As such, the debt mutual fund investor is the worst victim of such information asymmetry in the debt market. Banks would be the first to become aware of a potential default situation arising thanks to their access to Reserve Bank of India’s Central Repository of Information for Large Corporates and the Commercial Credit Bureau. Mutual funds do not have access to these data sources. As such, due to cross default clauses, one default paints all the borrower’s debts in red. Yet the fund, valuation agencies and investors are in the dark. Such information asymmetry is a breeding ground for trouble. It potentially gives fund managers an opportunity to enter cozy deals in situations where the bond has unexercised put-options.
Here, at times, the put option may end up being exercised not because of the fund manager’s credit view on the corporate, or the market view, but because it may be convenient from a regulatory compliance perspective. A reduction in the information asymmetry and increasing transparency of decision-making in mutual funds may be more impactful options for SEBI.
Empowering Retail Investors Is A Better Way Of Protection
Investors are asynchronously talented individuals. The regulator expects them to be innocent enough to require a mutual fund’s help to invest, while simultaneously understand an advanced concept like ‘market risk’ and “consider” that before investing in mutual funds.

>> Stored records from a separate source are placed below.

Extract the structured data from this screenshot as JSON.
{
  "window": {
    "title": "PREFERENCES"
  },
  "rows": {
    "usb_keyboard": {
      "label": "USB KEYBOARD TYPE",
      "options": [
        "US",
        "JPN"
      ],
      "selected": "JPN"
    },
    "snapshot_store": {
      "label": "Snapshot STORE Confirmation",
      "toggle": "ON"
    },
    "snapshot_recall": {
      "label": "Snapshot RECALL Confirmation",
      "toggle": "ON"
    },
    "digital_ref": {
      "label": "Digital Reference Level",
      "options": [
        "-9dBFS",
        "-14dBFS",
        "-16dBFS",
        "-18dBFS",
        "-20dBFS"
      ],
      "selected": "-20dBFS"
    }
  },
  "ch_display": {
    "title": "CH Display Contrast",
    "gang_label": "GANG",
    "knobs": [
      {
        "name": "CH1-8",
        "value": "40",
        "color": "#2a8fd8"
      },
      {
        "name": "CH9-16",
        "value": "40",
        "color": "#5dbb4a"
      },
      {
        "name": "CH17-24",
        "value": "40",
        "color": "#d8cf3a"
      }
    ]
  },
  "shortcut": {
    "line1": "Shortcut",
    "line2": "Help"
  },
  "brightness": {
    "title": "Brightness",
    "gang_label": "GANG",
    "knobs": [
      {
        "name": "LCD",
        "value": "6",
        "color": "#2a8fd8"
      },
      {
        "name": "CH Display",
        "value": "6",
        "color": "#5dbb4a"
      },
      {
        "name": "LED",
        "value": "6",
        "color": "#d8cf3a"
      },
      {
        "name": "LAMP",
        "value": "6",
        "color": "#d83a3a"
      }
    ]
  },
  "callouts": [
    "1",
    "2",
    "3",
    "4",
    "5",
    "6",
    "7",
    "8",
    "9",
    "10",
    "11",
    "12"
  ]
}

While protecting investors is good, the regulator could consider mandating funds to share more information with them.
The following information can be furnished, on the investment-related operations of the mutual fund:
The quantum of assets transferred between institutional schemes and retail schemes and at what prices.
Investor concentration of each scheme.
Peak redemption the scheme has seen in the past and how it compares to the cash position of the fund.
Access to liquidity facilities the fund may have.
Share retrospectively, say with a lag of 12 months, the detailed minutes of investment committee minutes.
Deep Narayan Mukherjee is a financial services professional and a visiting faculty on risk management at Indian Institute of Management, Calcutta.
The views expressed here are those of the author and do not necessarily represent the views of BloombergQuint or its editorial team.